Moving Out Of Poverty: Cross-Disciplinary Perspectives on Mobility

Narayan, Deepa and Patti Patesch
Washington, DC: World Bank, 2007, ISBN 978-0-8213-6991-3, 368 pp.
Reviewed by or other comment: 

Ndwakhulu Tshishonga

Lecturer in Community Development,

University of KwaZulu-Natal,

South Africa

Moving Out Of Poverty is a topical and ground-breaking book in a world polarised by chronic poverty, underdevelopment, and inequalities. As the product of interdisciplinary empirical research, the book is a radical departure from conventional approaches to conceptualising the vulnerability and plight of the poor. The richness of this undertaking lies precisely in its employment of multi- and cross-disciplinary perspectives, drawing in various actors in its endeavour to understand poverty from the basis of poor people’s experiences and their social realities.

The authors acknowledge the persistence of poverty and inequality that enslave and undermine the potential of the poor to pursue a decent and fulfilling life; but they also describe the building blocks by which the poor can gain in self-confidence if they are treated as experts on poverty and agents of development, respecting their capability to redefine and understand the multifaceted nature of poverty through the lens of their own experiences.

Although poverty has been virtually exhausted as a research subject, the authors bring a fresh look at the subject by exploring it from a different perspective.
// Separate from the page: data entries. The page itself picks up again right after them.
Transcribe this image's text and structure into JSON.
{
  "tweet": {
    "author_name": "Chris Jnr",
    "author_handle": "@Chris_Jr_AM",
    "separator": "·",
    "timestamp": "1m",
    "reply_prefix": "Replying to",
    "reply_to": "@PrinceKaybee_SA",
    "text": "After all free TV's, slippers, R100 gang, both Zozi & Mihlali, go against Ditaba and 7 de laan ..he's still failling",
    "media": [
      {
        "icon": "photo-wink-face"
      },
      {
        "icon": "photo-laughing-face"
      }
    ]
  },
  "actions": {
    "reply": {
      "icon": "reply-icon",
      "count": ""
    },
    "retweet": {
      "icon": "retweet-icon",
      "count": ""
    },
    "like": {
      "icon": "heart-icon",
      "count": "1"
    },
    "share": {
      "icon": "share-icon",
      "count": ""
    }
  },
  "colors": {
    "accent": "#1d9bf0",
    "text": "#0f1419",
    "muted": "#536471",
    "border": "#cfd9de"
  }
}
While other writers focus on the instrumental causes of poverty and offer prescriptive methods of researching it, Moving Out Of Poverty goes a step further by interrogating poverty from a holistic perspective which includes social, economic, and political factors. Readers are led to an understanding of how local factors condition people’s movements in and out of poverty. Unlike other books on poverty that subscribe to hard-core economic models, this one adopts an empowerment model which provides agency and opportunity structures through which poverty-mobility is feasible for the poor.
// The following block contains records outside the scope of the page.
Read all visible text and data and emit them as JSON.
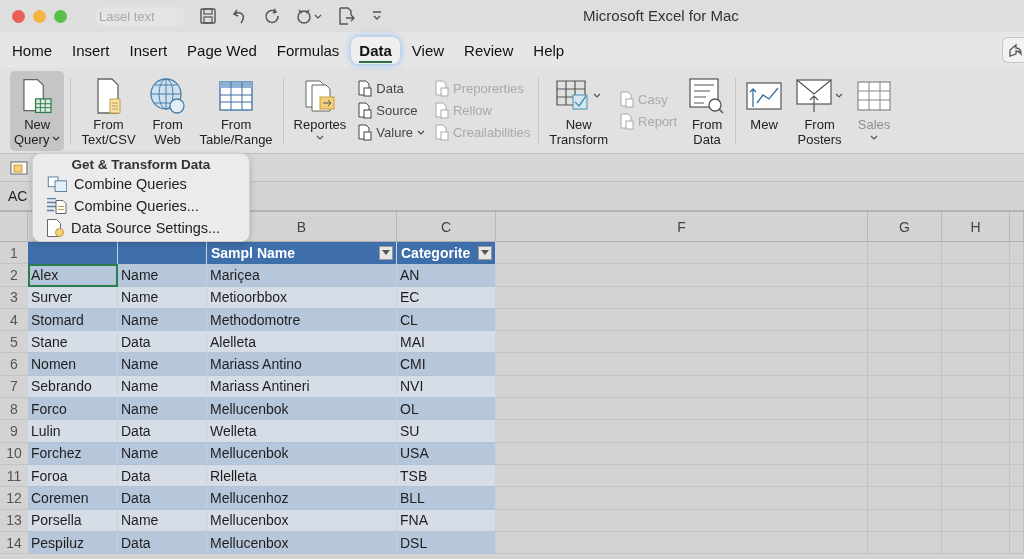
{
  "window": {
    "title": "Microsoft Excel for Mac",
    "doc_name": "Lasel text"
  },
  "tabs": [
    {
      "label": "Home",
      "selected": false
    },
    {
      "label": "Insert",
      "selected": false
    },
    {
      "label": "Insert",
      "selected": false
    },
    {
      "label": "Page Wed",
      "selected": false
    },
    {
      "label": "Formulas",
      "selected": false
    },
    {
      "label": "Data",
      "selected": true
    },
    {
      "label": "View",
      "selected": false
    },
    {
      "label": "Review",
      "selected": false
    },
    {
      "label": "Help",
      "selected": false
    }
  ],
  "ribbon": [
    {
      "kind": "large",
      "lines": [
        "New",
        "Query"
      ],
      "dropdown": true,
      "pressed": true,
      "disabled": false
    },
    {
      "kind": "separator"
    },
    {
      "kind": "large",
      "lines": [
        "From",
        "Text/CSV"
      ],
      "dropdown": false,
      "pressed": false,
      "disabled": false
    },
    {
      "kind": "large",
      "lines": [
        "From",
        "Web"
      ],
      "dropdown": false,
      "pressed": false,
      "disabled": false
    },
    {
      "kind": "large",
      "lines": [
        "From",
        "Table/Range"
      ],
      "dropdown": false,
      "pressed": false,
      "disabled": false
    },
    {
      "kind": "separator"
    },
    {
      "kind": "large",
      "lines": [
        "Reportes"
      ],
      "dropdown": true,
      "pressed": false,
      "disabled": false
    },
    {
      "kind": "stack",
      "items": [
        {
          "label": "Data",
          "disabled": false,
          "dropdown": false
        },
        {
          "label": "Source",
          "disabled": false,
          "dropdown": false
        },
        {
          "label": "Valure",
          "disabled": false,
          "dropdown": true
        }
      ]
    },
    {
      "kind": "stack",
      "items": [
        {
          "label": "Preporerties",
          "disabled": true,
          "dropdown": false
        },
        {
          "label": "Rellow",
          "disabled": true,
          "dropdown": false
        },
        {
          "label": "Creailabilities",
          "disabled": true,
          "dropdown": false
        }
      ]
    },
    {
      "kind": "separator"
    },
    {
      "kind": "large",
      "lines": [
        "New",
        "Transform"
      ],
      "dropdown": true,
      "pressed": false,
      "disabled": false
    },
    {
      "kind": "stack",
      "items": [
        {
          "label": "Casy",
          "disabled": true,
          "dropdown": false
        },
        {
          "label": "Report",
          "disabled": true,
          "dropdown": false
        }
      ]
    },
    {
      "kind": "large",
      "lines": [
        "From",
        "Data"
      ],
      "dropdown": false,
      "pressed": false,
      "disabled": false
    },
    {
      "kind": "separator"
    },
    {
      "kind": "large",
      "lines": [
        "Mew"
      ],
      "dropdown": false,
      "pressed": false,
      "disabled": false
    },
    {
      "kind": "large",
      "lines": [
        "From",
        "Posters"
      ],
      "dropdown": true,
      "pressed": false,
      "disabled": false
    },
    {
      "kind": "large",
      "lines": [
        "Sales"
      ],
      "dropdown": true,
      "pressed": false,
      "disabled": true
    }
  ],
  "name_box": "AC",
  "menu": {
    "title": "Get & Transform Data",
    "items": [
      "Combine Queries",
      "Combine Queries...",
      "Data Source Settings..."
    ]
  },
  "column_headers": [
    "B",
    "C",
    "F",
    "G",
    "H"
  ],
  "table": {
    "header_row": "1",
    "headers": [
      "Sampl Name",
      "Categorite"
    ],
    "rows": [
      {
        "num": "2",
        "cells": [
          "Alex",
          "Name",
          "Mariçea",
          "AN"
        ],
        "selected": true
      },
      {
        "num": "3",
        "cells": [
          "Surver",
          "Name",
          "Metioorbbox",
          "EC"
        ],
        "selected": false
      },
      {
        "num": "4",
        "cells": [
          "Stomard",
          "Name",
          "Methodomotre",
          "CL"
        ],
        "selected": false
      },
      {
        "num": "5",
        "cells": [
          "Stane",
          "Data",
          "Alelleta",
          "MAI"
        ],
        "selected": false
      },
      {
        "num": "6",
        "cells": [
          "Nomen",
          "Name",
          "Mariass Antino",
          "CMI"
        ],
        "selected": false
      },
      {
        "num": "7",
        "cells": [
          "Sebrando",
          "Name",
          "Mariass Antineri",
          "NVI"
        ],
        "selected": false
      },
      {
        "num": "8",
        "cells": [
          "Forco",
          "Name",
          "Mellucenbok",
          "OL"
        ],
        "selected": false
      },
      {
        "num": "9",
        "cells": [
          "Lulin",
          "Data",
          "Welleta",
          "SU"
        ],
        "selected": false
      },
      {
        "num": "10",
        "cells": [
          "Forchez",
          "Name",
          "Mellucenbok",
          "USA"
        ],
        "selected": false
      },
      {
        "num": "11",
        "cells": [
          "Foroa",
          "Data",
          "Rlelleta",
          "TSB"
        ],
        "selected": false
      },
      {
        "num": "12",
        "cells": [
          "Coremen",
          "Data",
          "Mellucenhoz",
          "BLL"
        ],
        "selected": false
      },
      {
        "num": "13",
        "cells": [
          "Porsella",
          "Name",
          "Mellucenbox",
          "FNA"
        ],
        "selected": false
      },
      {
        "num": "14",
        "cells": [
          "Pespiluz",
          "Data",
          "Mellucenbox",
          "DSL"
        ],
        "selected": false
      }
    ]
  }
}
The book unites the voices of development scholars such as Amartya Sen and Robert Chambers in advocating an asset-capability approach as a new basis from which the poor can carve pathways to escape poverty. It is compelling in that it uses case studies from a range of countries to explore and explain factors which determine why and how some people can manage to move out of poverty, while others move into it or remain in absolute poverty. The authors lay bare the shortcomings of the dominant neo-liberal economic policies that widen inequalities and exacerbate poverty. In addition they consider the dynamic qualities of poverty and vulnerability, by examining forms of social and economic mobility that are shaped not only by monolithic factors but also by ‘intragenerational income mobility’. The reader is given a clear picture of the many ways in which powerless people are subjected to persistent poverty by dominant elements in society which conspire to limit their access to resources and thus frustrate their potential for escaping poverty. One such example is the caste system in India, which tends to favour the upper caste as opposed to the so-called Untouchables.

Although the book gives an honest portrayal of the barriers to upward mobility that confront economically and socially excluded communities, particularly slum dwellers, it is also explicit about the strategies that can be adopted to move away from poverty. Drawing on a range of methodologies and varied disciplines, it will be invaluable to students of development studies and community development, anthropology, sociology, and economics, as well as practitioners and policy makers, with its rich and honest overview of poverty, including new ways of researching the topic.